Done with the hard part.  Now it was time to load up on food and head home.  I was a bit sad to see that even though there was still an hour left for people to finish the course, things were being torn down.  I was glad I'd gotten my photo with the giant Nutella  and I Beat the Blerch background pre-race because as I was walking from the finish area, it was being put away.  In years past, that had always been up longer.  I don't know why they were tearing it down an hour early.  I was sad for anyone behind me that wanted a finisher photo with it. I grabbed a donut but didn't bother with any of the toppings as those too, were pretty much all put away.  Again, last year, when I finished even slower (I was playing) that stuff was still out.  Someone was in a hurry this year.

I really wanted some salt and was glancing around trying to see where they had other food located. My tired brain had forgotten it was under the covered barn area.  It was here that I spotted the Blerch creator, Matthew Inman.  I saw he was helping in the merchandise tent and figured since I didn't get a finish photo with the Nutella, I'd get one with him!  That was way better.  Even though he was busy he graciously took time to pose for a photo.  He did say he was only going to hover his arm around me though as I was covered in a layer of sweat.  Ha ha.  I told him it was more like 20 layers of sweat.  I thanked him for a great event and he asked me if I had my blueberry donut heated up on the grill.  I didn't tell him they'd already shut that part down but instead said, I wasn't really up for a hot donut after sweating in a marathon.  He laughed and said something along the lines of, "Oh yes, just what you want after a hot run ... a donut heated up on a grill".  Anyway,  he was super nice and friendly and that was a better finisher photo than a giant jar of Nutella.

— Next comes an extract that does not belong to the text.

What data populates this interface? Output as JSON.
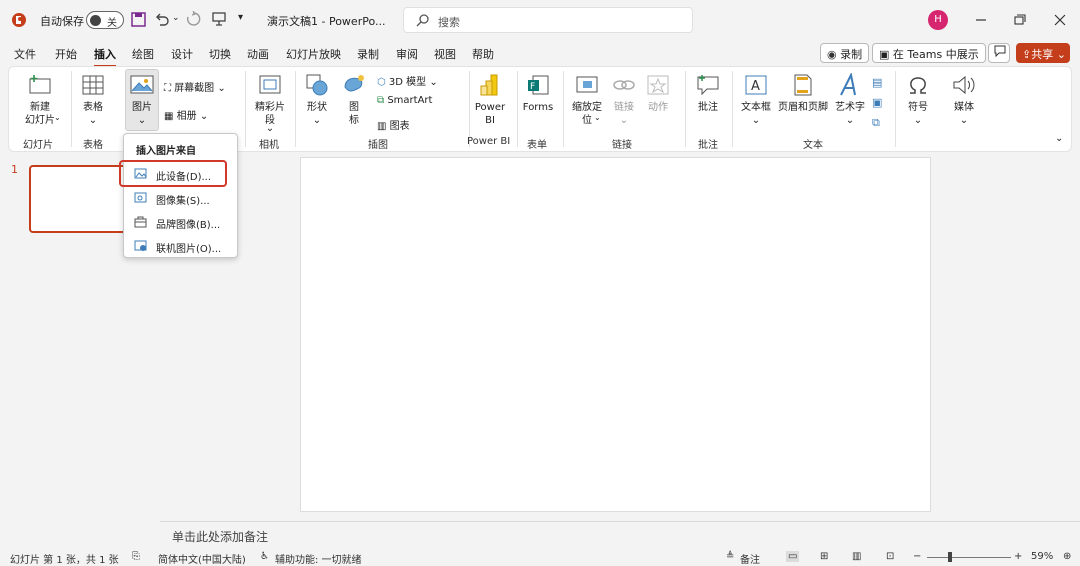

I finally recalled where they had the cake and they had plenty of it.  Potato chips were here also and I grabbed a few of those because I really wanted salt.  I then found a spot in the grass to sit and take a couple photos of my medal and enjoy my food.



Food!  Um, remind me not to wear a visor with pigtails again.  My hair is a mess!!  Ha ha!
It was another successful and enjoyable Blerch race and I'm glad I signed up for it.  If I can, I'll be back next year and hopefully with some friends!



Race Swag!

Post race relaxation in my new Blerch Tee that I bought at the merchandise tent.